▶ WHAT IS REQUIRED
Each line of the records is to be copied verbatim.

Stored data

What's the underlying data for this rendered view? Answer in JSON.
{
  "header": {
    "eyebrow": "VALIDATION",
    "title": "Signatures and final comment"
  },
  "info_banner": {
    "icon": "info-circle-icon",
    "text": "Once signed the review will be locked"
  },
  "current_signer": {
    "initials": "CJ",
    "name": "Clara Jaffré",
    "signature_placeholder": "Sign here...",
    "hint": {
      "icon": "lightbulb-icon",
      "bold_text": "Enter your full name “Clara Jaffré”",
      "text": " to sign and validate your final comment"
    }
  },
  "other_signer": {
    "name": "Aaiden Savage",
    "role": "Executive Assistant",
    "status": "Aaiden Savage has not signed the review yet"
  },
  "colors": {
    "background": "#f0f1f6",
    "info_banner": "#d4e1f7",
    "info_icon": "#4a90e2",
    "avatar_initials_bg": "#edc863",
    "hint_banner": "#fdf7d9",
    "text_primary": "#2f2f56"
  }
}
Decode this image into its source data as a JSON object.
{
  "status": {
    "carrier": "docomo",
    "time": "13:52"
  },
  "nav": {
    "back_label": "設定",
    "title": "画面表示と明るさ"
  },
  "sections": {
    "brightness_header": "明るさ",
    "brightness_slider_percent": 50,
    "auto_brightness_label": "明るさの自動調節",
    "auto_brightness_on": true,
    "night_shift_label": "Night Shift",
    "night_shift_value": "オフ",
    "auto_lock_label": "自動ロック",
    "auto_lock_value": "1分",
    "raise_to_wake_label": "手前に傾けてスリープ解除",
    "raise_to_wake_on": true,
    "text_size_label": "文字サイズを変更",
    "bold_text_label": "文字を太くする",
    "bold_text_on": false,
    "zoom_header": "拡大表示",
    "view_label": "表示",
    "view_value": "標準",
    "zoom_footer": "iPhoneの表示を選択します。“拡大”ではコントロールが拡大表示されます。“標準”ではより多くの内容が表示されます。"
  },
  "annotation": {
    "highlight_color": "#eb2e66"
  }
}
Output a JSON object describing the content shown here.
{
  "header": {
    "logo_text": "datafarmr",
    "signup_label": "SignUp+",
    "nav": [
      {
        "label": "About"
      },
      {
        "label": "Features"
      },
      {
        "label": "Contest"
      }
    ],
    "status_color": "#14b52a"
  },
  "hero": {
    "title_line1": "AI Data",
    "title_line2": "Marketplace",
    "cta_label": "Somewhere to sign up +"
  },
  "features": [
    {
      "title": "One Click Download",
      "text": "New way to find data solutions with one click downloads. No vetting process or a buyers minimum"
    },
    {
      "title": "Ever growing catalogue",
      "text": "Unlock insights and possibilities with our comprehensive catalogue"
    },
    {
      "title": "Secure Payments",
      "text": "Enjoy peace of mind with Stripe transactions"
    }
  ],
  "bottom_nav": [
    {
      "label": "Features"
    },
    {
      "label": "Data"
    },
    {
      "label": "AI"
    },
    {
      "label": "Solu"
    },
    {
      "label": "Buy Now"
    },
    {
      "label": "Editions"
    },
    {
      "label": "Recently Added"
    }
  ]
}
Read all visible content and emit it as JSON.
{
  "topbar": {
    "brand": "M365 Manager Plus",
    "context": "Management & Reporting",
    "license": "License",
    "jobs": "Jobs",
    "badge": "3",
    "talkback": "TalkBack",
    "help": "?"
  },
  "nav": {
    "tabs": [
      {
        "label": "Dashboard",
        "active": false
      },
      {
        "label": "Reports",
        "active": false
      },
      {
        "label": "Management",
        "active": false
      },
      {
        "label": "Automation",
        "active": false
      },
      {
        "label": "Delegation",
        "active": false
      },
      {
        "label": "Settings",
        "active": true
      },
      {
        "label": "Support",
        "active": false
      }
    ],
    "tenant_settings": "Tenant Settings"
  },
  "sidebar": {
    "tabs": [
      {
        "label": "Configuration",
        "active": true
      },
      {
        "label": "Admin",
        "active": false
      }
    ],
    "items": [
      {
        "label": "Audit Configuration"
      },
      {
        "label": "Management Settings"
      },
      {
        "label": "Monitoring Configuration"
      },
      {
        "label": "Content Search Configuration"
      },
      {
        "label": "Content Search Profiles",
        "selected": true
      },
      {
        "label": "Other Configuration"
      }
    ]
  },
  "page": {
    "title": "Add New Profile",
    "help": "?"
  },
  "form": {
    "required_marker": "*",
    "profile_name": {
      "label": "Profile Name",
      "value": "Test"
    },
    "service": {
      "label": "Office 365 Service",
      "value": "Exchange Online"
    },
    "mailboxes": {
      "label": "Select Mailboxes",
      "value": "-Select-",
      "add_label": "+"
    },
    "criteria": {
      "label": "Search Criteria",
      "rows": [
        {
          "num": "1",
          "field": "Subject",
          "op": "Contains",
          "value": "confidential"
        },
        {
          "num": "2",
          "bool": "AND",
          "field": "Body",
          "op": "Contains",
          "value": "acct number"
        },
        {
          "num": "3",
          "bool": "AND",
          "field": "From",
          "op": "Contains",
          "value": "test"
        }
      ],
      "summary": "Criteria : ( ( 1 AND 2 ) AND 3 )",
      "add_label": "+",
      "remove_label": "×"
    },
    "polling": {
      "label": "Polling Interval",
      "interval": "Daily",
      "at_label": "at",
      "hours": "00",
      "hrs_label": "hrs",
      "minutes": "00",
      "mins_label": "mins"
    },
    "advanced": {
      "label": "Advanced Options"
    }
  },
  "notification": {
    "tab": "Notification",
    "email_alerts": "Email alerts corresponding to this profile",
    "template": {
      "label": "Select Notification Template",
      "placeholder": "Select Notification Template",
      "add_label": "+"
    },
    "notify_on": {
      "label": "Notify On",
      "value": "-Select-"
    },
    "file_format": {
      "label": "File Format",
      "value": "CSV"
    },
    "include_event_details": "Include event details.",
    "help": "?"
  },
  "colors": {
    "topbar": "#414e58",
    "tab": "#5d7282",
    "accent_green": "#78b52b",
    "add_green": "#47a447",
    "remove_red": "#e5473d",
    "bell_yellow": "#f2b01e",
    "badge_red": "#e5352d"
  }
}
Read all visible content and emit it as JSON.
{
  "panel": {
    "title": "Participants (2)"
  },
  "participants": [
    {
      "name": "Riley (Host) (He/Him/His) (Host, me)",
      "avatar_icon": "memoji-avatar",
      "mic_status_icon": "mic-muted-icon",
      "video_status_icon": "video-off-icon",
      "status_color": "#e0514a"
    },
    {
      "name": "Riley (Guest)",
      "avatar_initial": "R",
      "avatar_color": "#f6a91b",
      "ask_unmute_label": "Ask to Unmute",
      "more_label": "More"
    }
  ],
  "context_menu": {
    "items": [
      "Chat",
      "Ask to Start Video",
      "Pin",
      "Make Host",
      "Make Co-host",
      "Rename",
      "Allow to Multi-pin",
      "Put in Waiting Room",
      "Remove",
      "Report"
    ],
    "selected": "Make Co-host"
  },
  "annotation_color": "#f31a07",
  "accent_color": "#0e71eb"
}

▶ EXPECTED ANSWER
What's the underlying data for this rendered view? Answer in JSON.
{
  "header": {
    "eyebrow": "VALIDATION",
    "title": "Signatures and final comment"
  },
  "info_banner": {
    "icon": "info-circle-icon",
    "text": "Once signed the review will be locked"
  },
  "current_signer": {
    "initials": "CJ",
    "name": "Clara Jaffré",
    "signature_placeholder": "Sign here...",
    "hint": {
      "icon": "lightbulb-icon",
      "bold_text": "Enter your full name “Clara Jaffré”",
      "text": " to sign and validate your final comment"
    }
  },
  "other_signer": {
    "name": "Aaiden Savage",
    "role": "Executive Assistant",
    "status": "Aaiden Savage has not signed the review yet"
  },
  "colors": {
    "background": "#f0f1f6",
    "info_banner": "#d4e1f7",
    "info_icon": "#4a90e2",
    "avatar_initials_bg": "#edc863",
    "hint_banner": "#fdf7d9",
    "text_primary": "#2f2f56"
  }
}
Decode this image into its source data as a JSON object.
{
  "status": {
    "carrier": "docomo",
    "time": "13:52"
  },
  "nav": {
    "back_label": "設定",
    "title": "画面表示と明るさ"
  },
  "sections": {
    "brightness_header": "明るさ",
    "brightness_slider_percent": 50,
    "auto_brightness_label": "明るさの自動調節",
    "auto_brightness_on": true,
    "night_shift_label": "Night Shift",
    "night_shift_value": "オフ",
    "auto_lock_label": "自動ロック",
    "auto_lock_value": "1分",
    "raise_to_wake_label": "手前に傾けてスリープ解除",
    "raise_to_wake_on": true,
    "text_size_label": "文字サイズを変更",
    "bold_text_label": "文字を太くする",
    "bold_text_on": false,
    "zoom_header": "拡大表示",
    "view_label": "表示",
    "view_value": "標準",
    "zoom_footer": "iPhoneの表示を選択します。“拡大”ではコントロールが拡大表示されます。“標準”ではより多くの内容が表示されます。"
  },
  "annotation": {
    "highlight_color": "#eb2e66"
  }
}
Output a JSON object describing the content shown here.
{
  "header": {
    "logo_text": "datafarmr",
    "signup_label": "SignUp+",
    "nav": [
      {
        "label": "About"
      },
      {
        "label": "Features"
      },
      {
        "label": "Contest"
      }
    ],
    "status_color": "#14b52a"
  },
  "hero": {
    "title_line1": "AI Data",
    "title_line2": "Marketplace",
    "cta_label": "Somewhere to sign up +"
  },
  "features": [
    {
      "title": "One Click Download",
      "text": "New way to find data solutions with one click downloads. No vetting process or a buyers minimum"
    },
    {
      "title": "Ever growing catalogue",
      "text": "Unlock insights and possibilities with our comprehensive catalogue"
    },
    {
      "title": "Secure Payments",
      "text": "Enjoy peace of mind with Stripe transactions"
    }
  ],
  "bottom_nav": [
    {
      "label": "Features"
    },
    {
      "label": "Data"
    },
    {
      "label": "AI"
    },
    {
      "label": "Solu"
    },
    {
      "label": "Buy Now"
    },
    {
      "label": "Editions"
    },
    {
      "label": "Recently Added"
    }
  ]
}
Read all visible content and emit it as JSON.
{
  "topbar": {
    "brand": "M365 Manager Plus",
    "context": "Management & Reporting",
    "license": "License",
    "jobs": "Jobs",
    "badge": "3",
    "talkback": "TalkBack",
    "help": "?"
  },
  "nav": {
    "tabs": [
      {
        "label": "Dashboard",
        "active": false
      },
      {
        "label": "Reports",
        "active": false
      },
      {
        "label": "Management",
        "active": false
      },
      {
        "label": "Automation",
        "active": false
      },
      {
        "label": "Delegation",
        "active": false
      },
      {
        "label": "Settings",
        "active": true
      },
      {
        "label": "Support",
        "active": false
      }
    ],
    "tenant_settings": "Tenant Settings"
  },
  "sidebar": {
    "tabs": [
      {
        "label": "Configuration",
        "active": true
      },
      {
        "label": "Admin",
        "active": false
      }
    ],
    "items": [
      {
        "label": "Audit Configuration"
      },
      {
        "label": "Management Settings"
      },
      {
        "label": "Monitoring Configuration"
      },
      {
        "label": "Content Search Configuration"
      },
      {
        "label": "Content Search Profiles",
        "selected": true
      },
      {
        "label": "Other Configuration"
      }
    ]
  },
  "page": {
    "title": "Add New Profile",
    "help": "?"
  },
  "form": {
    "required_marker": "*",
    "profile_name": {
      "label": "Profile Name",
      "value": "Test"
    },
    "service": {
      "label": "Office 365 Service",
      "value": "Exchange Online"
    },
    "mailboxes": {
      "label": "Select Mailboxes",
      "value": "-Select-",
      "add_label": "+"
    },
    "criteria": {
      "label": "Search Criteria",
      "rows": [
        {
          "num": "1",
          "field": "Subject",
          "op": "Contains",
          "value": "confidential"
        },
        {
          "num": "2",
          "bool": "AND",
          "field": "Body",
          "op": "Contains",
          "value": "acct number"
        },
        {
          "num": "3",
          "bool": "AND",
          "field": "From",
          "op": "Contains",
          "value": "test"
        }
      ],
      "summary": "Criteria : ( ( 1 AND 2 ) AND 3 )",
      "add_label": "+",
      "remove_label": "×"
    },
    "polling": {
      "label": "Polling Interval",
      "interval": "Daily",
      "at_label": "at",
      "hours": "00",
      "hrs_label": "hrs",
      "minutes": "00",
      "mins_label": "mins"
    },
    "advanced": {
      "label": "Advanced Options"
    }
  },
  "notification": {
    "tab": "Notification",
    "email_alerts": "Email alerts corresponding to this profile",
    "template": {
      "label": "Select Notification Template",
      "placeholder": "Select Notification Template",
      "add_label": "+"
    },
    "notify_on": {
      "label": "Notify On",
      "value": "-Select-"
    },
    "file_format": {
      "label": "File Format",
      "value": "CSV"
    },
    "include_event_details": "Include event details.",
    "help": "?"
  },
  "colors": {
    "topbar": "#414e58",
    "tab": "#5d7282",
    "accent_green": "#78b52b",
    "add_green": "#47a447",
    "remove_red": "#e5473d",
    "bell_yellow": "#f2b01e",
    "badge_red": "#e5352d"
  }
}
Read all visible content and emit it as JSON.
{
  "panel": {
    "title": "Participants (2)"
  },
  "participants": [
    {
      "name": "Riley (Host) (He/Him/His) (Host, me)",
      "avatar_icon": "memoji-avatar",
      "mic_status_icon": "mic-muted-icon",
      "video_status_icon": "video-off-icon",
      "status_color": "#e0514a"
    },
    {
      "name": "Riley (Guest)",
      "avatar_initial": "R",
      "avatar_color": "#f6a91b",
      "ask_unmute_label": "Ask to Unmute",
      "more_label": "More"
    }
  ],
  "context_menu": {
    "items": [
      "Chat",
      "Ask to Start Video",
      "Pin",
      "Make Host",
      "Make Co-host",
      "Rename",
      "Allow to Multi-pin",
      "Put in Waiting Room",
      "Remove",
      "Report"
    ],
    "selected": "Make Co-host"
  },
  "annotation_color": "#f31a07",
  "accent_color": "#0e71eb"
}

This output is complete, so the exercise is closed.